**Task objective**
When the string "what" appears in a line of the records, show the whole line.

________________________________________

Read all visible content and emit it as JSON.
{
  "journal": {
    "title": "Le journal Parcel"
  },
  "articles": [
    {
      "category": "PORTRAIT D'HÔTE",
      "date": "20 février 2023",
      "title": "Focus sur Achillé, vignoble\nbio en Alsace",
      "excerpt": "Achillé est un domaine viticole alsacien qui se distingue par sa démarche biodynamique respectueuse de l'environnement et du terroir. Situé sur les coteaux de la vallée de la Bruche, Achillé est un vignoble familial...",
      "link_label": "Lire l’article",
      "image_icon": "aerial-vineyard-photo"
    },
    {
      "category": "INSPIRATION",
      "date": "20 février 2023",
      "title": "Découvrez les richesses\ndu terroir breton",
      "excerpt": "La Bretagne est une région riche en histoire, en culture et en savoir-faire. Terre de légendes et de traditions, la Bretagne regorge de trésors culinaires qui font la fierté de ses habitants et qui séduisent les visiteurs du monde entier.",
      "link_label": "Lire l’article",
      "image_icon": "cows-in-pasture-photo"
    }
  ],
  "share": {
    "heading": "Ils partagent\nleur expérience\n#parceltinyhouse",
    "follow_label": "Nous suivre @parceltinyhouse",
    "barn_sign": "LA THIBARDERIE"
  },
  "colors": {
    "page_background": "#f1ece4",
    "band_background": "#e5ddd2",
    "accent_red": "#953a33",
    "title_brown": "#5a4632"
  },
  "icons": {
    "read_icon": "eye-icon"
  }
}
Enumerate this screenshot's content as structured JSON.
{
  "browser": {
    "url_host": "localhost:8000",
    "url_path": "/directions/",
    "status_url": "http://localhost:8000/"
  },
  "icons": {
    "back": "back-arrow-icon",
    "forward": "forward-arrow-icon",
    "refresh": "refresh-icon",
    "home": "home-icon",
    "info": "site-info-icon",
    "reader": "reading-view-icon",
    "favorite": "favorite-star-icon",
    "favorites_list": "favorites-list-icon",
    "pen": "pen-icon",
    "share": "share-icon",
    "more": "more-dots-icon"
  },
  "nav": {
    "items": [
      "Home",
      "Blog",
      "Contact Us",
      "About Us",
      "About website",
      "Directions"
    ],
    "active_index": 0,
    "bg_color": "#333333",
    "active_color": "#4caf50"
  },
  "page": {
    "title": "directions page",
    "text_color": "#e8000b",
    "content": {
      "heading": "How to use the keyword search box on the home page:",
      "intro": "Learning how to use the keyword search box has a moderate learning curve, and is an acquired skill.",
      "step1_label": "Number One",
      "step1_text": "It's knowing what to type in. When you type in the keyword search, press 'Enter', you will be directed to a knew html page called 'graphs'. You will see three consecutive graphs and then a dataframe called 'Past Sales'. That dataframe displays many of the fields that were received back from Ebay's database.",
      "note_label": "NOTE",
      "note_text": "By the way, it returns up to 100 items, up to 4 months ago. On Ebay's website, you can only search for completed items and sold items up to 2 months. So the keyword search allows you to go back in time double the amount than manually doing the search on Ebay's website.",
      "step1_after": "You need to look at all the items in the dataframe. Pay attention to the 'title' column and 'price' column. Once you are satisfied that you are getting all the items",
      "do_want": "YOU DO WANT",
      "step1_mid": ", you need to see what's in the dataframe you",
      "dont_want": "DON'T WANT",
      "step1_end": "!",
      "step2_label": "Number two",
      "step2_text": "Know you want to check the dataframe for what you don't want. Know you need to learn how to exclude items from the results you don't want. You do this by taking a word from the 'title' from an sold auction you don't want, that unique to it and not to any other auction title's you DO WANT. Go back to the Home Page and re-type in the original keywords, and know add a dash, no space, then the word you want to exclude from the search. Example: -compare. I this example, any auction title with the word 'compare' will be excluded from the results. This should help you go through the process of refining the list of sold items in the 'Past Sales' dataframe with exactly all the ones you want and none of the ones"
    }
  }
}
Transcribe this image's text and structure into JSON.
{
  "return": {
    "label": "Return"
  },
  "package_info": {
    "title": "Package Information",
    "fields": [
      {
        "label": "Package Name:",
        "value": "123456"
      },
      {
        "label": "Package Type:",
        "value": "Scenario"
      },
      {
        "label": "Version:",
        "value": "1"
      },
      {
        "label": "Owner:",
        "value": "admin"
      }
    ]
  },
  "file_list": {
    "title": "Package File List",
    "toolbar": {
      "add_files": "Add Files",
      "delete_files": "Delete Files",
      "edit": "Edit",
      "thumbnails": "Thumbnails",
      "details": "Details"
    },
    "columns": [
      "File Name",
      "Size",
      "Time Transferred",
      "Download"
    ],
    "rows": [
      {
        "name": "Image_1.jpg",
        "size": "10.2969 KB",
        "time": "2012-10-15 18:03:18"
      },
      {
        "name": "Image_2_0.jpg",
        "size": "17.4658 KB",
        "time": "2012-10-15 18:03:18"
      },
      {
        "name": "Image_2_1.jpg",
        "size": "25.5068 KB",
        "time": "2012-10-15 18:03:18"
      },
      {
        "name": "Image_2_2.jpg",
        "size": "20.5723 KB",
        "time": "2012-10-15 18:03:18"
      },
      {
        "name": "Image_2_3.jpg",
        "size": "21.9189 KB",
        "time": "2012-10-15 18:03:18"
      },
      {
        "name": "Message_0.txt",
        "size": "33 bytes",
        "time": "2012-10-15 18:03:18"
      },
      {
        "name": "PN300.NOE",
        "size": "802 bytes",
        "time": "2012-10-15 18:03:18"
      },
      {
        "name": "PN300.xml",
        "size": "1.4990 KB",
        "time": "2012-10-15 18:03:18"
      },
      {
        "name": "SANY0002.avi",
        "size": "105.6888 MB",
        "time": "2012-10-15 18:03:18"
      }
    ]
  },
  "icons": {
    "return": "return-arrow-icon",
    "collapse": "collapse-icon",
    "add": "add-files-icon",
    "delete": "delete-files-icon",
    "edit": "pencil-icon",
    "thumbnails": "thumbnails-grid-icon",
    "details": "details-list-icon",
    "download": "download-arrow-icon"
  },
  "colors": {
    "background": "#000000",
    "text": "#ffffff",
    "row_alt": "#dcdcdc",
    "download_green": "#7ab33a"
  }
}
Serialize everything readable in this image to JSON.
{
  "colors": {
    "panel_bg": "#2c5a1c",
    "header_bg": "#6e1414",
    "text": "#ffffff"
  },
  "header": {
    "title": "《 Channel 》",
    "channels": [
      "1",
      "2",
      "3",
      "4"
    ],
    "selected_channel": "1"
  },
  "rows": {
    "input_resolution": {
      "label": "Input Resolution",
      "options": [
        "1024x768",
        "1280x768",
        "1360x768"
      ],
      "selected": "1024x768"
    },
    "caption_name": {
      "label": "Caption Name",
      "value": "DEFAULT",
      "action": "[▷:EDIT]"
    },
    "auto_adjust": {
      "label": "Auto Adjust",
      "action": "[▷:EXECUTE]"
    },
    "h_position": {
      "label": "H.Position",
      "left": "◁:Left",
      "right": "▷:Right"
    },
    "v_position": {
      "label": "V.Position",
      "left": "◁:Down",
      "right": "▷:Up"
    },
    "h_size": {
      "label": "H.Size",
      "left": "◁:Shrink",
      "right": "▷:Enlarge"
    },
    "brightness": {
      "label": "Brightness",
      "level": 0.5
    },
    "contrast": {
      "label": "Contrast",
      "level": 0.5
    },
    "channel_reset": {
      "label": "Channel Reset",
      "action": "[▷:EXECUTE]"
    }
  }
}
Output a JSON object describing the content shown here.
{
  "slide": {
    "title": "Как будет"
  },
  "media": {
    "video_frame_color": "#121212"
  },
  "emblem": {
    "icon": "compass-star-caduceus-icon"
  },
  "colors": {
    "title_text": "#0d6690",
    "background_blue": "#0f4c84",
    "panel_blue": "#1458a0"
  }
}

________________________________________

**Problem solution**
      "step1_text": "It's knowing what to type in. When you type in the keyword search, press 'Enter', you will be directed to a knew html page called 'graphs'. You will see three consecutive graphs and then a dataframe called 'Past Sales'. That dataframe displays many of the fields that were received back from Ebay's database.",
      "step1_mid": ", you need to see what's in the dataframe you",
      "step2_text": "Know you want to check the dataframe for what you don't want. Know you need to learn how to exclude items from the results you don't want. You do this by taking a word from the 'title' from an sold auction you don't want, that unique to it and not to any other auction title's you DO WANT. Go back to the Home Page and re-type in the original keywords, and know add a dash, no space, then the word you want to exclude from the search. Example: -compare. I this example, any auction title with the word 'compare' will be excluded from the results. This should help you go through the process of refining the list of sold items in the 'Past Sales' dataframe with exactly all the ones you want and none of the ones"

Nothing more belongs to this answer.